____ Records for this task

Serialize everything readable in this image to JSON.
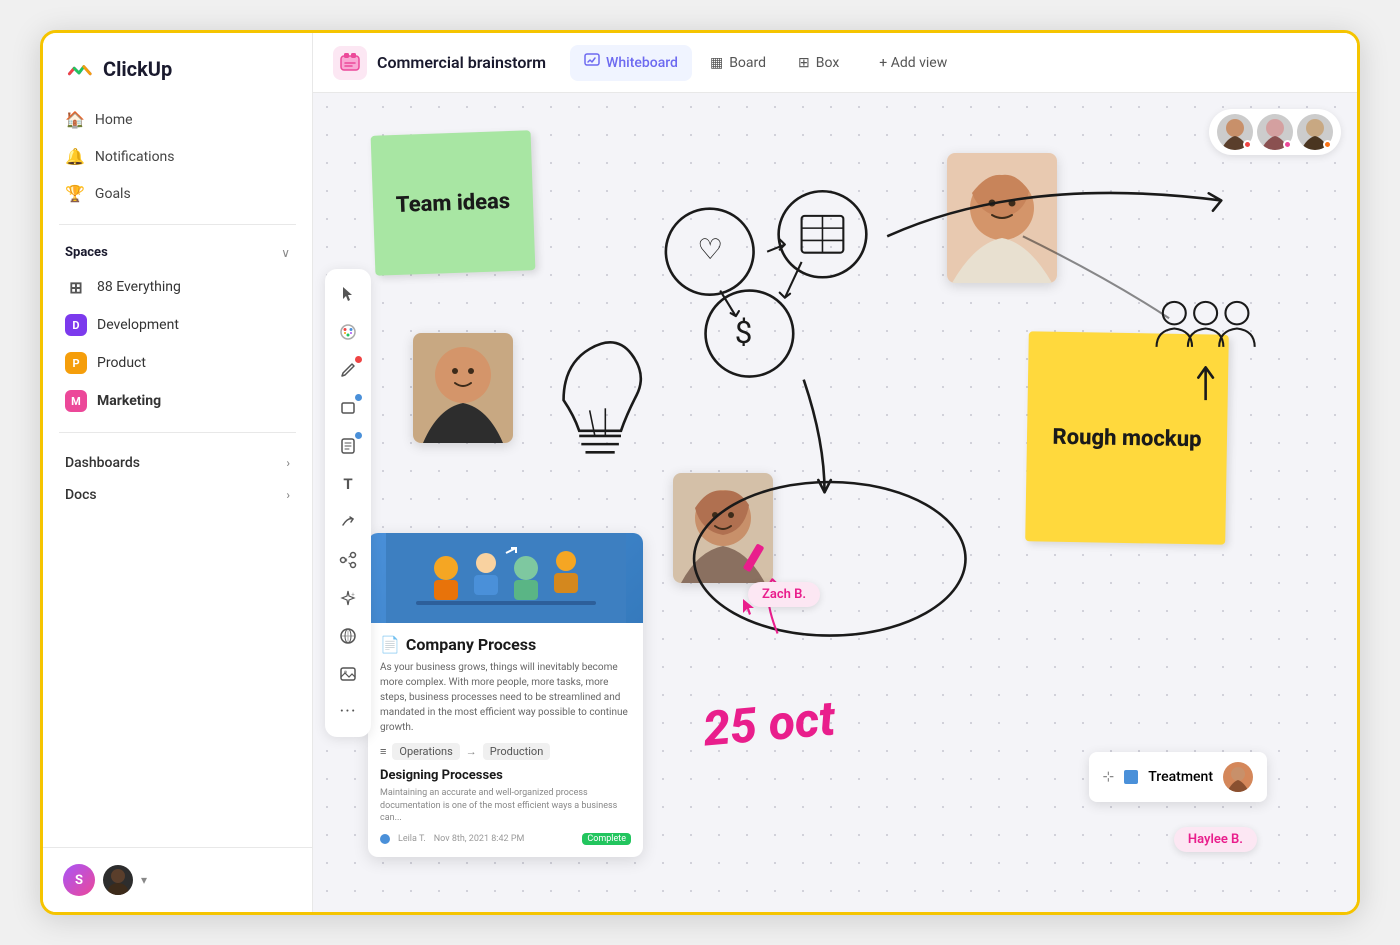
{
  "app": {
    "name": "ClickUp"
  },
  "sidebar": {
    "logo": "ClickUp",
    "nav": [
      {
        "id": "home",
        "label": "Home",
        "icon": "🏠"
      },
      {
        "id": "notifications",
        "label": "Notifications",
        "icon": "🔔"
      },
      {
        "id": "goals",
        "label": "Goals",
        "icon": "🏆"
      }
    ],
    "spaces_label": "Spaces",
    "spaces": [
      {
        "id": "everything",
        "label": "Everything",
        "badge_text": "⊞",
        "color": ""
      },
      {
        "id": "development",
        "label": "Development",
        "badge_text": "D",
        "color": "#7c3aed"
      },
      {
        "id": "product",
        "label": "Product",
        "badge_text": "P",
        "color": "#f59e0b"
      },
      {
        "id": "marketing",
        "label": "Marketing",
        "badge_text": "M",
        "color": "#ec4899"
      }
    ],
    "everything_count": "88",
    "sections": [
      {
        "id": "dashboards",
        "label": "Dashboards"
      },
      {
        "id": "docs",
        "label": "Docs"
      }
    ],
    "bottom_chevron": "▾"
  },
  "header": {
    "project_icon": "📦",
    "title": "Commercial brainstorm",
    "tabs": [
      {
        "id": "whiteboard",
        "label": "Whiteboard",
        "icon": "✏️",
        "active": true
      },
      {
        "id": "board",
        "label": "Board",
        "icon": "▦"
      },
      {
        "id": "box",
        "label": "Box",
        "icon": "⊞"
      }
    ],
    "add_view": "+ Add view"
  },
  "whiteboard": {
    "sticky_green": "Team ideas",
    "sticky_yellow": "Rough mockup",
    "doc_card": {
      "title": "Company Process",
      "description": "As your business grows, things will inevitably become more complex. With more people, more tasks, more steps, business processes need to be streamlined and mandated in the most efficient way possible to continue growth.",
      "flow_from": "Operations",
      "flow_to": "Production",
      "subtitle": "Designing Processes",
      "subtext": "Maintaining an accurate and well-organized process documentation is one of the most efficient ways a business can...",
      "footer_name": "Leila T.",
      "footer_date": "Nov 8th, 2021  8:42 PM",
      "footer_status": "Complete"
    },
    "treatment_label": "Treatment",
    "collaborators": [
      {
        "name": "user1",
        "dot_color": "dot-red"
      },
      {
        "name": "user2",
        "dot_color": "dot-pink"
      },
      {
        "name": "user3",
        "dot_color": "dot-orange"
      }
    ],
    "zach_badge": "Zach B.",
    "haylee_badge": "Haylee B.",
    "oct_text": "25 oct"
  },
  "toolbar": {
    "tools": [
      {
        "id": "select",
        "icon": "⬆",
        "label": "Select"
      },
      {
        "id": "palette",
        "icon": "🎨",
        "label": "Palette"
      },
      {
        "id": "pen",
        "icon": "✏",
        "label": "Pen",
        "has_dot": true,
        "dot_color": "#ef4444"
      },
      {
        "id": "rectangle",
        "icon": "▭",
        "label": "Rectangle",
        "has_dot": true,
        "dot_color": "#4a90d9"
      },
      {
        "id": "note",
        "icon": "🗒",
        "label": "Note",
        "has_dot": true,
        "dot_color": "#4a90d9"
      },
      {
        "id": "text",
        "icon": "T",
        "label": "Text"
      },
      {
        "id": "line",
        "icon": "⤴",
        "label": "Line"
      },
      {
        "id": "connect",
        "icon": "⑂",
        "label": "Connect"
      },
      {
        "id": "sparkle",
        "icon": "✦",
        "label": "Sparkle"
      },
      {
        "id": "globe",
        "icon": "🌐",
        "label": "Globe"
      },
      {
        "id": "image",
        "icon": "🖼",
        "label": "Image"
      },
      {
        "id": "more",
        "icon": "…",
        "label": "More"
      }
    ]
  }
}
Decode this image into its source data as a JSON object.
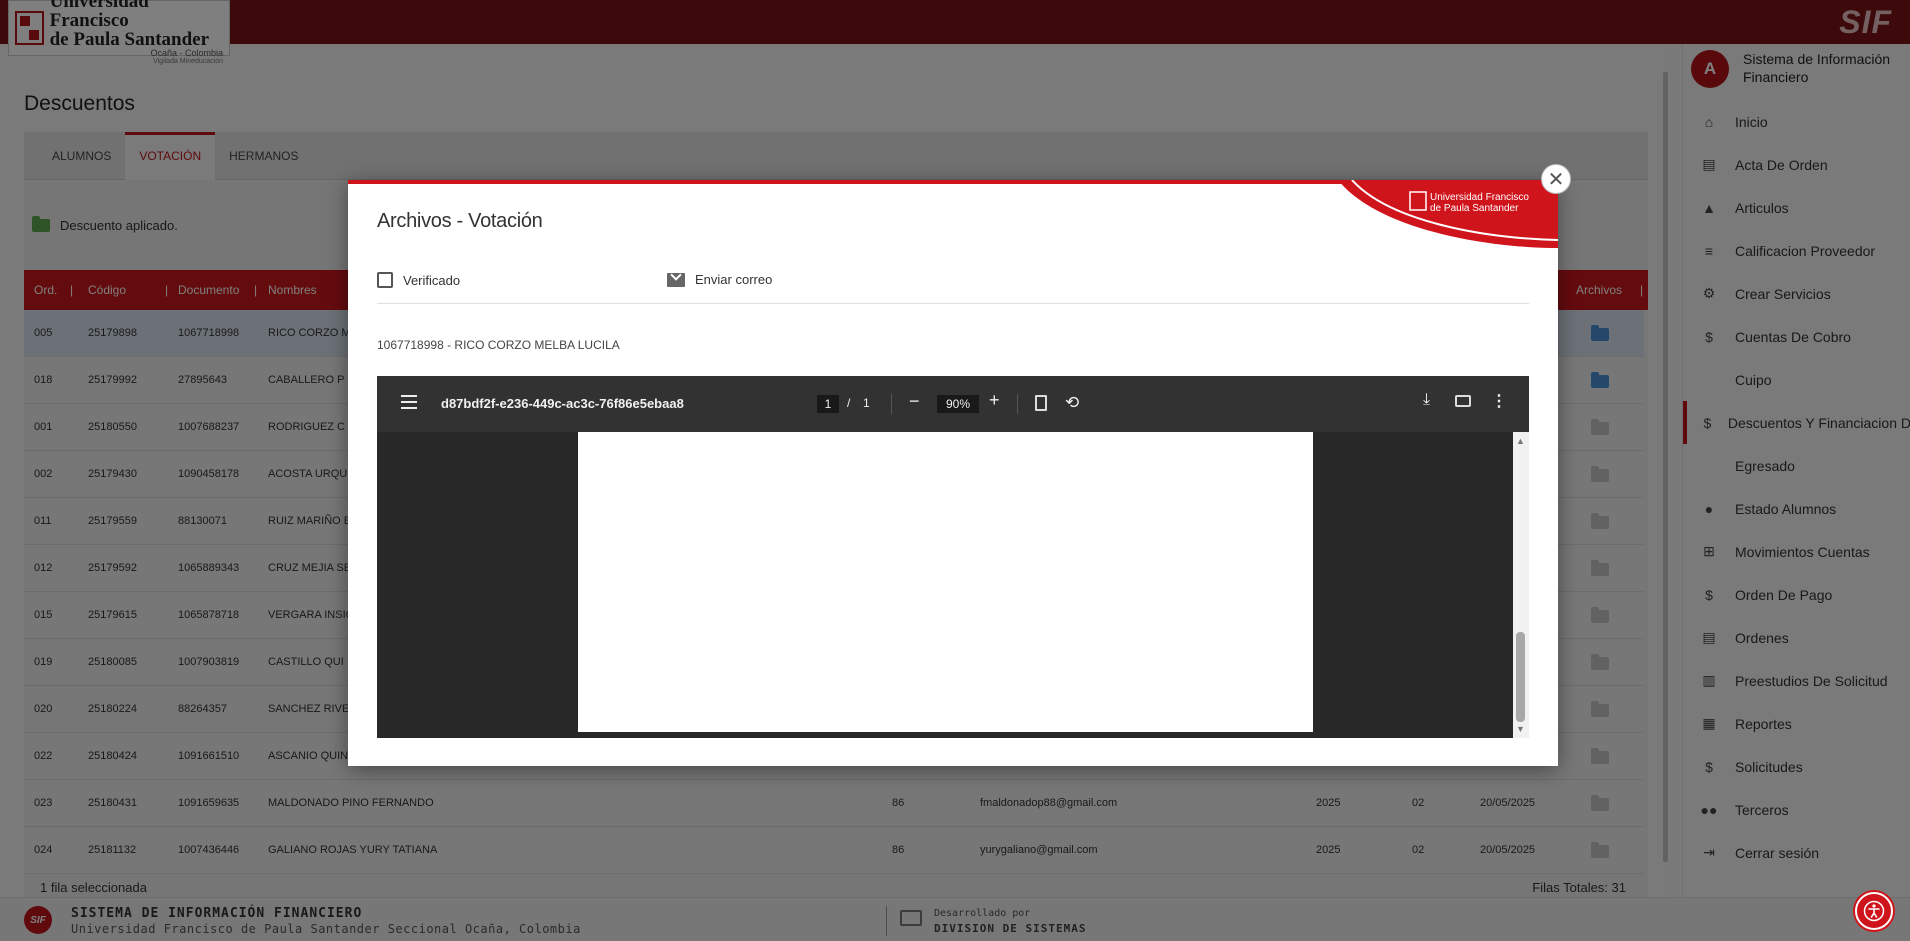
{
  "header": {
    "logo_line1": "Universidad Francisco",
    "logo_line2": "de Paula Santander",
    "logo_line3": "Ocaña - Colombia",
    "logo_line4": "Vigilada Mineducación",
    "brand": "SIF"
  },
  "page": {
    "title": "Descuentos",
    "tabs": [
      {
        "label": "ALUMNOS",
        "active": false
      },
      {
        "label": "VOTACIÓN",
        "active": true
      },
      {
        "label": "HERMANOS",
        "active": false
      }
    ],
    "discount_note": "Descuento aplicado.",
    "columns": {
      "ord": "Ord.",
      "codigo": "Código",
      "documento": "Documento",
      "nombres": "Nombres",
      "archivos": "Archivos"
    },
    "rows": [
      {
        "ord": "005",
        "codigo": "25179898",
        "documento": "1067718998",
        "nombres": "RICO CORZO M",
        "edad": "",
        "correo": "",
        "anio": "",
        "periodo": "",
        "fecha": "",
        "selected": true,
        "folder": "blue"
      },
      {
        "ord": "018",
        "codigo": "25179992",
        "documento": "27895643",
        "nombres": "CABALLERO P",
        "edad": "",
        "correo": "",
        "anio": "",
        "periodo": "",
        "fecha": "",
        "selected": false,
        "folder": "blue"
      },
      {
        "ord": "001",
        "codigo": "25180550",
        "documento": "1007688237",
        "nombres": "RODRIGUEZ C",
        "edad": "",
        "correo": "",
        "anio": "",
        "periodo": "",
        "fecha": "",
        "selected": false,
        "folder": "grey"
      },
      {
        "ord": "002",
        "codigo": "25179430",
        "documento": "1090458178",
        "nombres": "ACOSTA URQU",
        "edad": "",
        "correo": "",
        "anio": "",
        "periodo": "",
        "fecha": "",
        "selected": false,
        "folder": "grey"
      },
      {
        "ord": "011",
        "codigo": "25179559",
        "documento": "88130071",
        "nombres": "RUIZ MARIÑO E",
        "edad": "",
        "correo": "",
        "anio": "",
        "periodo": "",
        "fecha": "",
        "selected": false,
        "folder": "grey"
      },
      {
        "ord": "012",
        "codigo": "25179592",
        "documento": "1065889343",
        "nombres": "CRUZ MEJIA SE",
        "edad": "",
        "correo": "",
        "anio": "",
        "periodo": "",
        "fecha": "",
        "selected": false,
        "folder": "grey"
      },
      {
        "ord": "015",
        "codigo": "25179615",
        "documento": "1065878718",
        "nombres": "VERGARA INSIG",
        "edad": "",
        "correo": "",
        "anio": "",
        "periodo": "",
        "fecha": "",
        "selected": false,
        "folder": "grey"
      },
      {
        "ord": "019",
        "codigo": "25180085",
        "documento": "1007903819",
        "nombres": "CASTILLO QUI",
        "edad": "",
        "correo": "",
        "anio": "",
        "periodo": "",
        "fecha": "",
        "selected": false,
        "folder": "grey"
      },
      {
        "ord": "020",
        "codigo": "25180224",
        "documento": "88264357",
        "nombres": "SANCHEZ RIVE",
        "edad": "",
        "correo": "",
        "anio": "",
        "periodo": "",
        "fecha": "",
        "selected": false,
        "folder": "grey"
      },
      {
        "ord": "022",
        "codigo": "25180424",
        "documento": "1091661510",
        "nombres": "ASCANIO QUIN",
        "edad": "",
        "correo": "",
        "anio": "",
        "periodo": "",
        "fecha": "",
        "selected": false,
        "folder": "grey"
      },
      {
        "ord": "023",
        "codigo": "25180431",
        "documento": "1091659635",
        "nombres": "MALDONADO PINO FERNANDO",
        "edad": "86",
        "correo": "fmaldonadop88@gmail.com",
        "anio": "2025",
        "periodo": "02",
        "fecha": "20/05/2025",
        "selected": false,
        "folder": "grey"
      },
      {
        "ord": "024",
        "codigo": "25181132",
        "documento": "1007436446",
        "nombres": "GALIANO ROJAS YURY TATIANA",
        "edad": "86",
        "correo": "yurygaliano@gmail.com",
        "anio": "2025",
        "periodo": "02",
        "fecha": "20/05/2025",
        "selected": false,
        "folder": "grey"
      }
    ],
    "footer_selected": "1 fila seleccionada",
    "footer_total": "Filas Totales: 31"
  },
  "sidebar": {
    "avatar": "A",
    "title": "Sistema de Información Financiero",
    "items": [
      {
        "label": "Inicio",
        "icon": "home-icon",
        "glyph": "⌂"
      },
      {
        "label": "Acta De Orden",
        "icon": "document-copy-icon",
        "glyph": "▤"
      },
      {
        "label": "Articulos",
        "icon": "shapes-icon",
        "glyph": "▲"
      },
      {
        "label": "Calificacion Proveedor",
        "icon": "rating-icon",
        "glyph": "≡"
      },
      {
        "label": "Crear Servicios",
        "icon": "gears-icon",
        "glyph": "⚙"
      },
      {
        "label": "Cuentas De Cobro",
        "icon": "money-icon",
        "glyph": "$"
      },
      {
        "label": "Cuipo",
        "icon": "",
        "glyph": ""
      },
      {
        "label": "Descuentos Y Financiacion D",
        "icon": "discount-icon",
        "glyph": "$"
      },
      {
        "label": "Egresado",
        "icon": "",
        "glyph": ""
      },
      {
        "label": "Estado Alumnos",
        "icon": "person-icon",
        "glyph": "●"
      },
      {
        "label": "Movimientos Cuentas",
        "icon": "tree-icon",
        "glyph": "⊞"
      },
      {
        "label": "Orden De Pago",
        "icon": "invoice-icon",
        "glyph": "$"
      },
      {
        "label": "Ordenes",
        "icon": "list-document-icon",
        "glyph": "▤"
      },
      {
        "label": "Preestudios De Solicitud",
        "icon": "chart-doc-icon",
        "glyph": "▥"
      },
      {
        "label": "Reportes",
        "icon": "bar-chart-icon",
        "glyph": "▦"
      },
      {
        "label": "Solicitudes",
        "icon": "invoice-dollar-icon",
        "glyph": "$"
      },
      {
        "label": "Terceros",
        "icon": "people-icon",
        "glyph": "●●"
      },
      {
        "label": "Cerrar sesión",
        "icon": "logout-icon",
        "glyph": "⇥"
      }
    ],
    "active_index": 7
  },
  "modal": {
    "title": "Archivos - Votación",
    "verified_label": "Verificado",
    "send_email_label": "Enviar correo",
    "record": "1067718998 - RICO CORZO MELBA LUCILA",
    "corner_logo_line1": "Universidad Francisco",
    "corner_logo_line2": "de Paula Santander",
    "close_glyph": "✕"
  },
  "pdf": {
    "filename": "d87bdf2f-e236-449c-ac3c-76f86e5ebaa8",
    "page_current": "1",
    "page_separator": "/",
    "page_total": "1",
    "zoom": "90%",
    "minus": "−",
    "plus": "+",
    "rotate": "⟲",
    "download": "⤓",
    "more": "⋮",
    "scroll_up": "▲",
    "scroll_down": "▼"
  },
  "footer": {
    "title": "SISTEMA DE INFORMACIÓN FINANCIERO",
    "subtitle": "Universidad Francisco de Paula Santander Seccional Ocaña, Colombia",
    "dev_label": "Desarrollado por",
    "dev_name": "DIVISION DE SISTEMAS",
    "logo": "SIF"
  },
  "colors": {
    "brand_red": "#c0141a",
    "topbar": "#7d1315",
    "folder_blue": "#4b8fd3",
    "folder_green": "#5aa64e"
  }
}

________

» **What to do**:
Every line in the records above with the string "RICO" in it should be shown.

» **Solution to this problem**:
        "nombres": "RICO CORZO M",
    "record": "1067718998 - RICO CORZO MELBA LUCILA",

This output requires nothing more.